As the car sports Williams gearbox technology and the gear case from 2010, the car is duty bound to have similar inboard suspension geometry and pushrod springdamper actuation. In order to package the new gearbox, HRT will have had to alter the rear suspension linkages and possibly the uprights. Being a well developed and contemporary aluminium cased gearbox, the Williams rear is likely to be lighter than the outgoing Xtrac gearbox. Although HRT did not specifically suffer with hydraulics unreliability last year. The Williams set up is also likely to be far more reliable and well package compared to the 2010 set up. This weight and design resource saving fro the Williams rear end will no doubt aid HRT in designing the rest of the car and getting down to the right weight distribution and still have the small amount of ballast to play with.
As with the Virgin who also run the Cosworth engine, no KERS is to be installed in the car. Thus these two teams use a slightly different spec of engine to Williams, whose engine is reconfigured slightly for the KERS installation.
In summary the upgrade to the car appears to be a logical and quite far ranging upgrade, possibly no less different year to year than other budget limited teams. it’s a surprising fact that although teams make th ePR headline that the car is all new and only something mundane like the wheel nuts are carried over. Most teams do in fact re-use a lot of componentry from older cars. Looking at their parts list for the current car will see model numbers for some parts dating back ten years.

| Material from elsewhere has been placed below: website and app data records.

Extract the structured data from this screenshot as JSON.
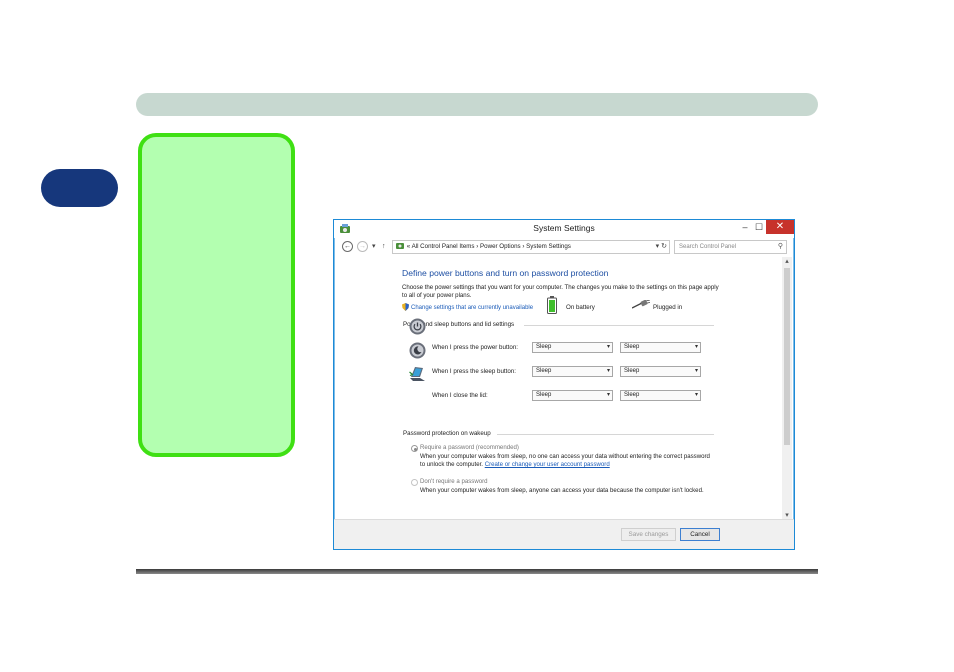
{
  "window": {
    "title": "System Settings",
    "controls": {
      "minimize": "–",
      "maximize": "☐",
      "close": "✕"
    }
  },
  "address_bar": {
    "prefix": "«",
    "breadcrumbs": [
      "All Control Panel Items",
      "Power Options",
      "System Settings"
    ],
    "separator": "›",
    "search_placeholder": "Search Control Panel"
  },
  "page": {
    "heading": "Define power buttons and turn on password protection",
    "description": "Choose the power settings that you want for your computer. The changes you make to the settings on this page apply to all of your power plans.",
    "change_link": "Change settings that are currently unavailable"
  },
  "power_section": {
    "label": "Power and sleep buttons and lid settings",
    "columns": {
      "battery": "On battery",
      "plugged": "Plugged in"
    },
    "rows": [
      {
        "label": "When I press the power button:",
        "battery": "Sleep",
        "plugged": "Sleep",
        "icon": "power-button-icon"
      },
      {
        "label": "When I press the sleep button:",
        "battery": "Sleep",
        "plugged": "Sleep",
        "icon": "sleep-button-icon"
      },
      {
        "label": "When I close the lid:",
        "battery": "Sleep",
        "plugged": "Sleep",
        "icon": "laptop-lid-icon"
      }
    ]
  },
  "password_section": {
    "label": "Password protection on wakeup",
    "options": [
      {
        "label": "Require a password (recommended)",
        "selected": true,
        "desc_before": "When your computer wakes from sleep, no one can access your data without entering the correct password to unlock the computer.",
        "desc_link": "Create or change your user account password"
      },
      {
        "label": "Don't require a password",
        "selected": false,
        "desc_before": "When your computer wakes from sleep, anyone can access your data because the computer isn't locked.",
        "desc_link": ""
      }
    ]
  },
  "footer": {
    "save": "Save changes",
    "cancel": "Cancel"
  },
  "colors": {
    "accent": "#1d8ad6",
    "heading": "#1e4fa3",
    "link": "#1a5bb8",
    "green_fill": "#b3ffb0",
    "green_border": "#3fe013",
    "tab": "#16377c"
  }
}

In 2010 the HRT car kept pace with Lotus and Virgin through out the year, albeit still slower but the gap never increased significantly. While their rivals had many updates through the year, with big steps at Silverstone, HRT were able to develop the set up of the car to maintain the gap. Notwithstanding the discontinuity of drivers. A big update from a pair of respected engineers should allow HRT to keep up to the tail of the pack. However, testing suggests Lotus have made a larger step up the grid in pace than Virgin. It may be that HRT only have one team to fight with this year.